How many of the lines below have "background" in them? Say the number and nothing more.

[Records from a data source]
=== Begin Enclosure ===

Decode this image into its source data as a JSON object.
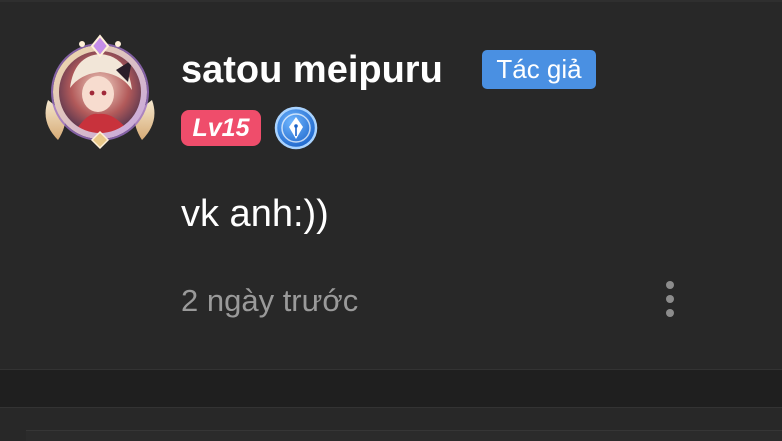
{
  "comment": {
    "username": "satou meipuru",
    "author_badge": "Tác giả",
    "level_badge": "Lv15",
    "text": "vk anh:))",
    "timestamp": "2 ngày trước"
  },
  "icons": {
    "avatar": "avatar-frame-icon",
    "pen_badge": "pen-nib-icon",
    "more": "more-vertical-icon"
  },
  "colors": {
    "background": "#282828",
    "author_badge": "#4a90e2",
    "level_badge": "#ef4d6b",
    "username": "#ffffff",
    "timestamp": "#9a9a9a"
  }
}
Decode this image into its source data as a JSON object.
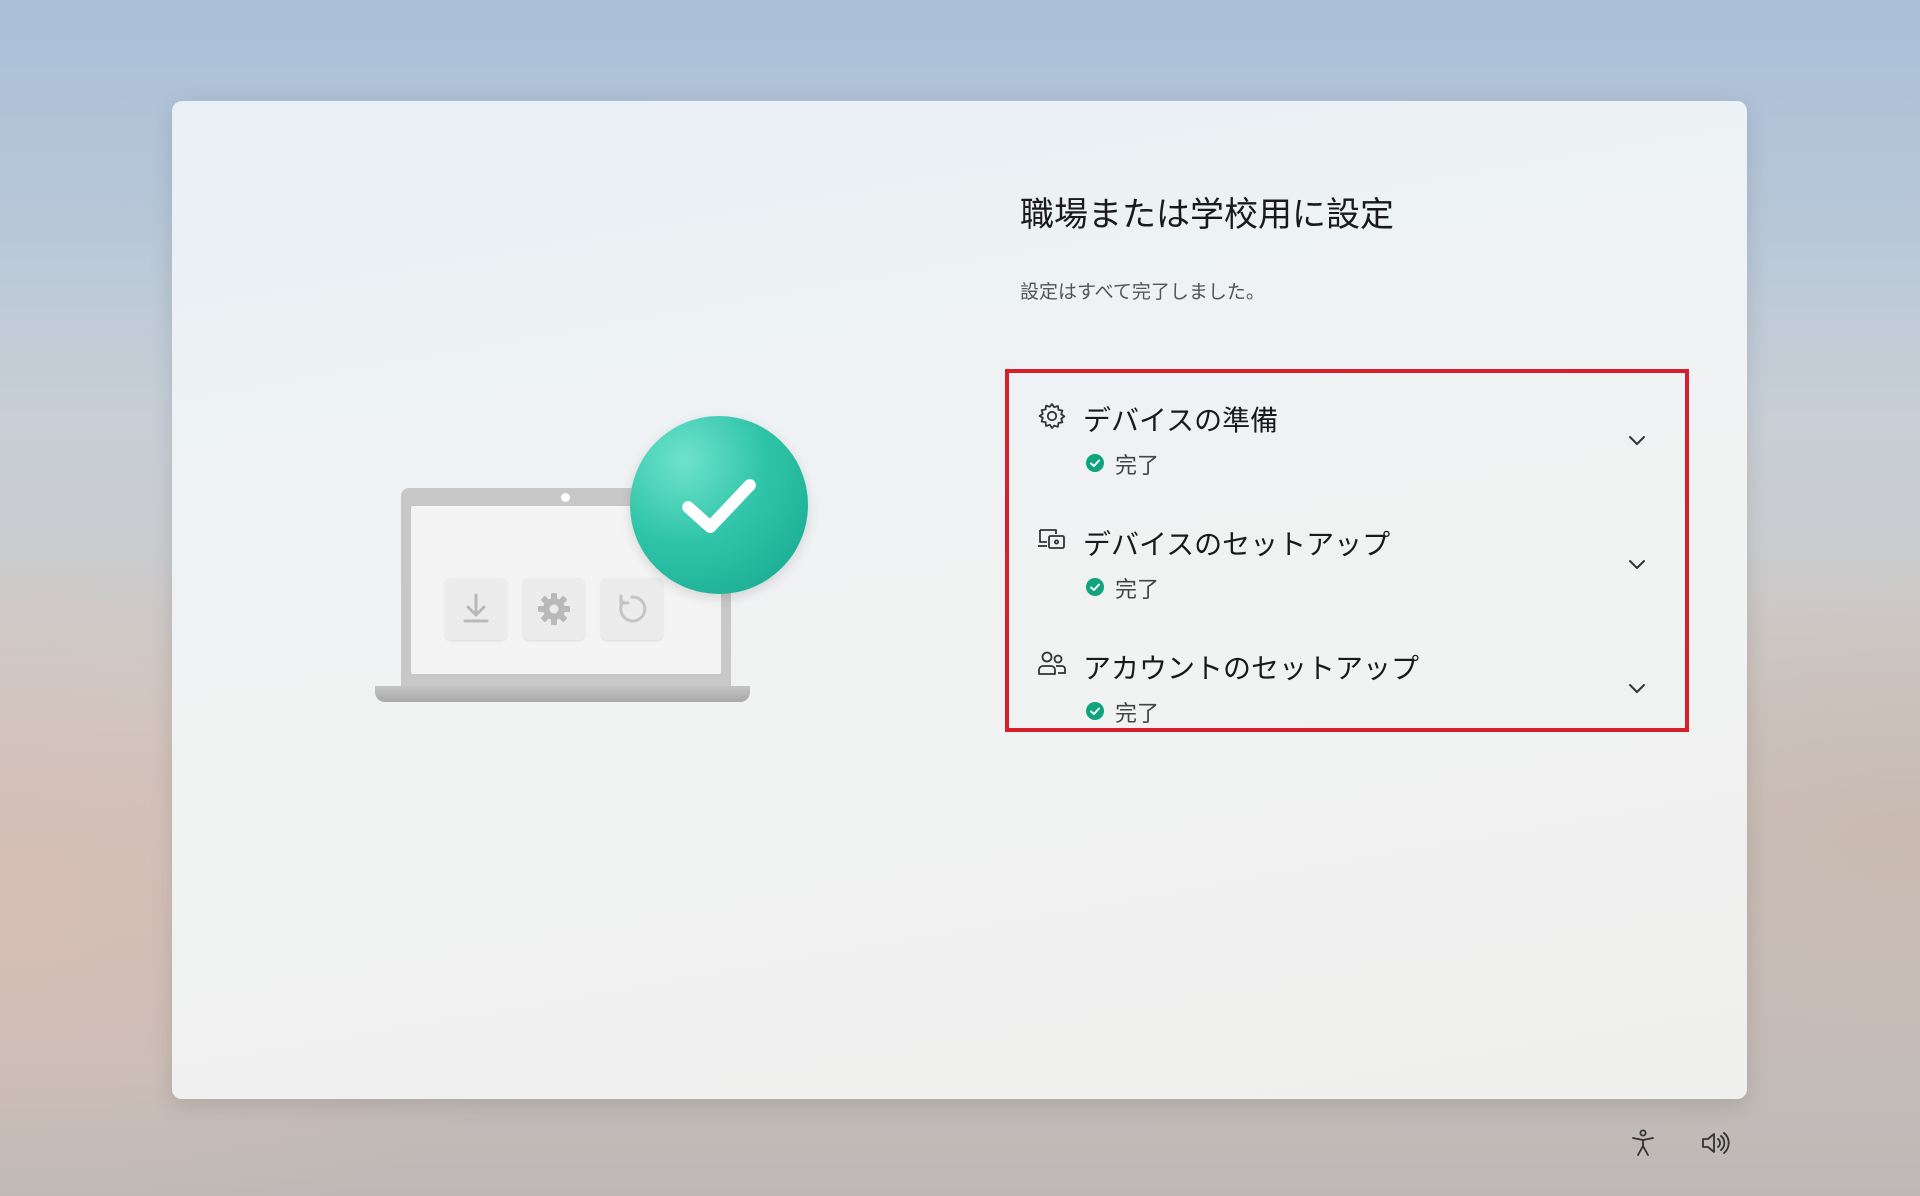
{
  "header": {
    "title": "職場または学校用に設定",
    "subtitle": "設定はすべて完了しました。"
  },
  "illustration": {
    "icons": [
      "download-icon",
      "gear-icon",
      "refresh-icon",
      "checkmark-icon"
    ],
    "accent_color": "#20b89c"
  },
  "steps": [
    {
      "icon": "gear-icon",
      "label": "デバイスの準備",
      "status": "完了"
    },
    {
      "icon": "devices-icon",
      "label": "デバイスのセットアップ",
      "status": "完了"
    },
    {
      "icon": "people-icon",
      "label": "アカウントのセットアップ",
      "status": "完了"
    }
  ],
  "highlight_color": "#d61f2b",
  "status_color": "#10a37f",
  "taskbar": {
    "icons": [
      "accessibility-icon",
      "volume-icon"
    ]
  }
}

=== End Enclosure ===
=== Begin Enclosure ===

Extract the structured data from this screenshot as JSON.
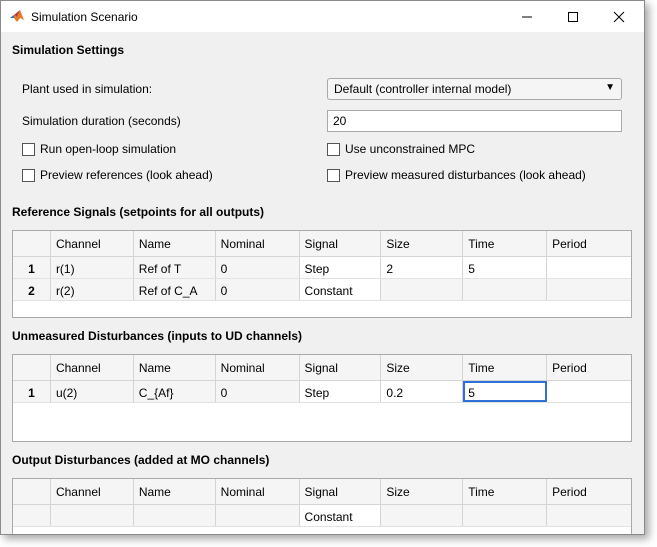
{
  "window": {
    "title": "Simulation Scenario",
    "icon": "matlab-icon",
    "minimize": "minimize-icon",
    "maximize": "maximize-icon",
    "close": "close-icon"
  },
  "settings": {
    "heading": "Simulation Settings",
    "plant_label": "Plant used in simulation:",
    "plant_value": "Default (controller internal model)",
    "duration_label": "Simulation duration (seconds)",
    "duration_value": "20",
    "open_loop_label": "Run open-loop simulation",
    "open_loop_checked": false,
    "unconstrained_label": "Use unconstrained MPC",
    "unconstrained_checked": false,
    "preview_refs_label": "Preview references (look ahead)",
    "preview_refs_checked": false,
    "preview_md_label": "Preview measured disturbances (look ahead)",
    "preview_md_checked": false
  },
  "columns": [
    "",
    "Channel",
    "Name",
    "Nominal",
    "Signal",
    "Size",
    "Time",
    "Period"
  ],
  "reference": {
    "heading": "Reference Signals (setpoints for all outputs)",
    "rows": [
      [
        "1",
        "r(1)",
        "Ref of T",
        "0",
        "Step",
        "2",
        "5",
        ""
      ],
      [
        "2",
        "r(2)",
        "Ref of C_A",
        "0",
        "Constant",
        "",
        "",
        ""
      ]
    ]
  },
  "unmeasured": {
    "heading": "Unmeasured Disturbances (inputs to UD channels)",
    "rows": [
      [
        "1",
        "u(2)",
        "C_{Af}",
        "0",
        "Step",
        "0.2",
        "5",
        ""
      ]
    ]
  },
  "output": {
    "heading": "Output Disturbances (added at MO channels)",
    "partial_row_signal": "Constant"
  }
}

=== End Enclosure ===
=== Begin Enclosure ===

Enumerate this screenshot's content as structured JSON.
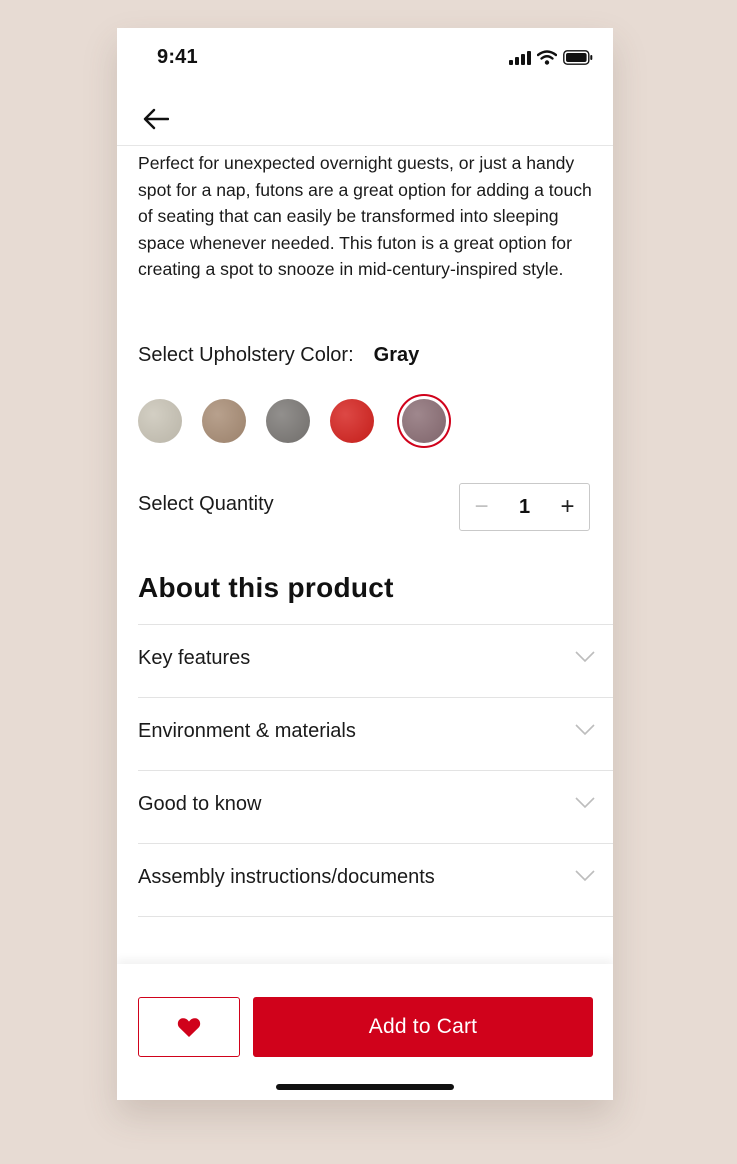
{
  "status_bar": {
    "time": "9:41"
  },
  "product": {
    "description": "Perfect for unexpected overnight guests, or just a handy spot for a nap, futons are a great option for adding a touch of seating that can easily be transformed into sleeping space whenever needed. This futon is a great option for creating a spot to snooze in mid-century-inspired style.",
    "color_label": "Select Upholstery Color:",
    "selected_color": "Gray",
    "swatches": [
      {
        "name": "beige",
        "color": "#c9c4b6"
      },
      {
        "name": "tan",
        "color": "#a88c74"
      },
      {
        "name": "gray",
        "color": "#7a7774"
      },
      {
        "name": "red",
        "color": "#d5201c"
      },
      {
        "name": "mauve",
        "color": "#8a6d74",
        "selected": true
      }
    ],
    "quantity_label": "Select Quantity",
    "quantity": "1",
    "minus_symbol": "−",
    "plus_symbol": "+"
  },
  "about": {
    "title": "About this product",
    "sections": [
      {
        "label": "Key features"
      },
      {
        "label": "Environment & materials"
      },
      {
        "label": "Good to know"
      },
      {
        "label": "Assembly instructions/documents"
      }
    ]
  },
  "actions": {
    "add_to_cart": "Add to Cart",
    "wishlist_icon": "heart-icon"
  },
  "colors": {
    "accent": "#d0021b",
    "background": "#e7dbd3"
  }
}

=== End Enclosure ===

→ Task answer:
2